Rabies cases have increased this year, with the infectious disease posing a greater threat to health, the Ministry of Health (MOH) said yesterday.
MOH spokesman Mao Qun'an told a press conference that 2,717 rabies cases had been reported in the first 10 months of the year, against 2,653 during the same period of last year.
The Guangxi Zhuang Autonomous Region and Guizhou, Sichuan, Hunan and Guangdong provinces have been the hardest hit places.
The situation in Guangxi is especially worse because five of the 10 worst-hit counties are in the southwestern autonomous region.
China has the largest number of recorded rabies cases after India where rabies claims about 20,000 lives a year.
Mao said rabies cases have been increasing in the country since 2000. The lowest number of cases reported was 156 in 1996, thanks to government measures to control the spread of the disease after rabies claimed a record 5,323 lives in 1983.
But the number is rising again.

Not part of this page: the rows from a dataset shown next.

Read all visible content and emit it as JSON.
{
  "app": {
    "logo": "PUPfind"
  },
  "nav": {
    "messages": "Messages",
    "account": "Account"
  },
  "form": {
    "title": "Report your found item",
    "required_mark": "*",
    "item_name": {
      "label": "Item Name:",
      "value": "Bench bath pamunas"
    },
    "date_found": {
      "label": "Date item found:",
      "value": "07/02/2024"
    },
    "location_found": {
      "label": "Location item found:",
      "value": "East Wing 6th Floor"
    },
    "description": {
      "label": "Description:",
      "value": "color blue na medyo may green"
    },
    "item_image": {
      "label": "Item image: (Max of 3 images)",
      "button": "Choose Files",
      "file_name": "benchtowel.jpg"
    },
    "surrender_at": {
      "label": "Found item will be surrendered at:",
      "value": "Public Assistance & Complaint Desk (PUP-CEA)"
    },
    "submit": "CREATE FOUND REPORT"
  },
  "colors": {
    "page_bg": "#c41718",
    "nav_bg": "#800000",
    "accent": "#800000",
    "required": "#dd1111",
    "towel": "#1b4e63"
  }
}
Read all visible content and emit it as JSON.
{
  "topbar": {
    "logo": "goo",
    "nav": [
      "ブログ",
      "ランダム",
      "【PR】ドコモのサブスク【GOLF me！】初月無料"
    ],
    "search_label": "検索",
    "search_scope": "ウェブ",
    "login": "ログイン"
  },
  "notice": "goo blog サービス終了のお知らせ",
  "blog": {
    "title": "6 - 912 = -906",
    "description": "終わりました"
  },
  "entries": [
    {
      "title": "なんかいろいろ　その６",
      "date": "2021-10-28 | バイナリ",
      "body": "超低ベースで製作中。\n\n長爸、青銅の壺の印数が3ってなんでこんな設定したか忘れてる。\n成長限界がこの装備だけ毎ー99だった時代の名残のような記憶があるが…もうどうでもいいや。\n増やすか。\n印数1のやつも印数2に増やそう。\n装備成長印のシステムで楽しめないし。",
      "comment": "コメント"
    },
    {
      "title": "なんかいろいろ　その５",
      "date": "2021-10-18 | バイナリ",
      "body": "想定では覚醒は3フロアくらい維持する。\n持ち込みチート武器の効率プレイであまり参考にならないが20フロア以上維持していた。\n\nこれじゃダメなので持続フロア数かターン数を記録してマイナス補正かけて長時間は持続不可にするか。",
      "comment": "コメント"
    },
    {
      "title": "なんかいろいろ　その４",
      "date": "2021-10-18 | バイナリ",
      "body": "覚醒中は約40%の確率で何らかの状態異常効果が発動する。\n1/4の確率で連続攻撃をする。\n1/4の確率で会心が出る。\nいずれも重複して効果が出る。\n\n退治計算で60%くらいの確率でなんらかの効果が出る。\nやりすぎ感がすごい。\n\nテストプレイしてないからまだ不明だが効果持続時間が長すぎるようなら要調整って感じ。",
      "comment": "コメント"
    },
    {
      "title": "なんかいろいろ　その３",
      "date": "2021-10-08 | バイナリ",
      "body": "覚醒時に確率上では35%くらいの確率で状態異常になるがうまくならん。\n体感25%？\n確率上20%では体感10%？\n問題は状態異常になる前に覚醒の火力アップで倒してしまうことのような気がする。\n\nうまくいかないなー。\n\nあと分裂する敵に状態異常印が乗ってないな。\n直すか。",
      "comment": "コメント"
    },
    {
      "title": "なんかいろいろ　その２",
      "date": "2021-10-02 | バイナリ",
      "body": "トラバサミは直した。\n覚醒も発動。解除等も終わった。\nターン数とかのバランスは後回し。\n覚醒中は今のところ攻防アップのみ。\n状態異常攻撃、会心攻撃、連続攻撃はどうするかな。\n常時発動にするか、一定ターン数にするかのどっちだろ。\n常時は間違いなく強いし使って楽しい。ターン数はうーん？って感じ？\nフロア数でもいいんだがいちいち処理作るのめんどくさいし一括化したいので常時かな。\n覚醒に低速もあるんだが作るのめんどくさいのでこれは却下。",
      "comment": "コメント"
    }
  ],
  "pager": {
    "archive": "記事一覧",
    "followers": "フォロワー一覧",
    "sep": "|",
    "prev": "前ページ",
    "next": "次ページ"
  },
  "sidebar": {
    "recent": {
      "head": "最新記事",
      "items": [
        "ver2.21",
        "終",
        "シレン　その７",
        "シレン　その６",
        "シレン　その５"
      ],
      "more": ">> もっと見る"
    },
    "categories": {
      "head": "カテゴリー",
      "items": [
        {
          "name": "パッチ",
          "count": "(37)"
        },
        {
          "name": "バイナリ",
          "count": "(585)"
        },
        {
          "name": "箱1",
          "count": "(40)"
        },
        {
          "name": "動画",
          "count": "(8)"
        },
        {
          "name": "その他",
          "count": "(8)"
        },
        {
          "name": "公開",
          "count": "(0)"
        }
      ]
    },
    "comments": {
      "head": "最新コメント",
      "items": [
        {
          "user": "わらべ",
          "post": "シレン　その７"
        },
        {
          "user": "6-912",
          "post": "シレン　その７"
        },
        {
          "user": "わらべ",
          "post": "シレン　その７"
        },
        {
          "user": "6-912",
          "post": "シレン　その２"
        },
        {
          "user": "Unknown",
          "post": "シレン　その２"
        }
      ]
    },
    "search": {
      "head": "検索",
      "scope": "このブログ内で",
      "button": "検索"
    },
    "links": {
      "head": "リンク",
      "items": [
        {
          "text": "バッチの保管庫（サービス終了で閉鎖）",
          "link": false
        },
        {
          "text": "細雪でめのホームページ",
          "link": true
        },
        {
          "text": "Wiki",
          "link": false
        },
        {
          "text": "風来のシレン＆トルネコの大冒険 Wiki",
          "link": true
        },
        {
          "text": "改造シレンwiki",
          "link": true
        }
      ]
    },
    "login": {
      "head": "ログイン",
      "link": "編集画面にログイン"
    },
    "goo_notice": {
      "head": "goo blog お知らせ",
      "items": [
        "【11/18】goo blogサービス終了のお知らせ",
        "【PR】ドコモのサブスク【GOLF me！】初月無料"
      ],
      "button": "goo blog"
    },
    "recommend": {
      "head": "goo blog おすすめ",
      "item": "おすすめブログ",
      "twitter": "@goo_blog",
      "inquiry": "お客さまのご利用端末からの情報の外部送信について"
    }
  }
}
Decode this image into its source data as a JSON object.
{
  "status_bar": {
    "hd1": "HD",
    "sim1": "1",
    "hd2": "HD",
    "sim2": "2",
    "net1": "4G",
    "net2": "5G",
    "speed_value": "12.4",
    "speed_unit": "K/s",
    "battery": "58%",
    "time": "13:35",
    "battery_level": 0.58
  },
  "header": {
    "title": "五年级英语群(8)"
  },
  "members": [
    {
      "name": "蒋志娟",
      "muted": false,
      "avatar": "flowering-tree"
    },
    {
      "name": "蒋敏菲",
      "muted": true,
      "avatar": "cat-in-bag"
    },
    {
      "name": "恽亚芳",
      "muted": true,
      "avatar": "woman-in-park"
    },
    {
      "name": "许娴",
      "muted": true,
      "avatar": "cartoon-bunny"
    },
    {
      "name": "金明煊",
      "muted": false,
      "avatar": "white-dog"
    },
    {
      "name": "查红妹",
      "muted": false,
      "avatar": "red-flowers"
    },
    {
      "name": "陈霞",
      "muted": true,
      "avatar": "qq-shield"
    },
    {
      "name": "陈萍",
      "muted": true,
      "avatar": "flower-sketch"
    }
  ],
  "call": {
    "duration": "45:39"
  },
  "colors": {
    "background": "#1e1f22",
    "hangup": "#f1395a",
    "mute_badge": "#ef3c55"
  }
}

Rabies claimed the lives of 8,403 people, that is, 30.1 percent of those killed by contagious diseases, between 2004 and 2006.
Rabies today is the top killer among the 37 reported infectious diseases. It is spreading faster and wider, with 910 counties reporting the disease this year, compared to just 98 in 1996.
"The major reasons for that are more people keeping dogs and cats as pets, many of which are not vaccinated," Mao said.
The MOH spokesman urged pet owners to get their pets vaccinated on time. He, however, said the government won't deprive people of the right to keep pets.
"But if the disease threatens public health, there is a possibility that steps will be taken to kill infectious dogs," he said.
(China Daily November 13, 2007)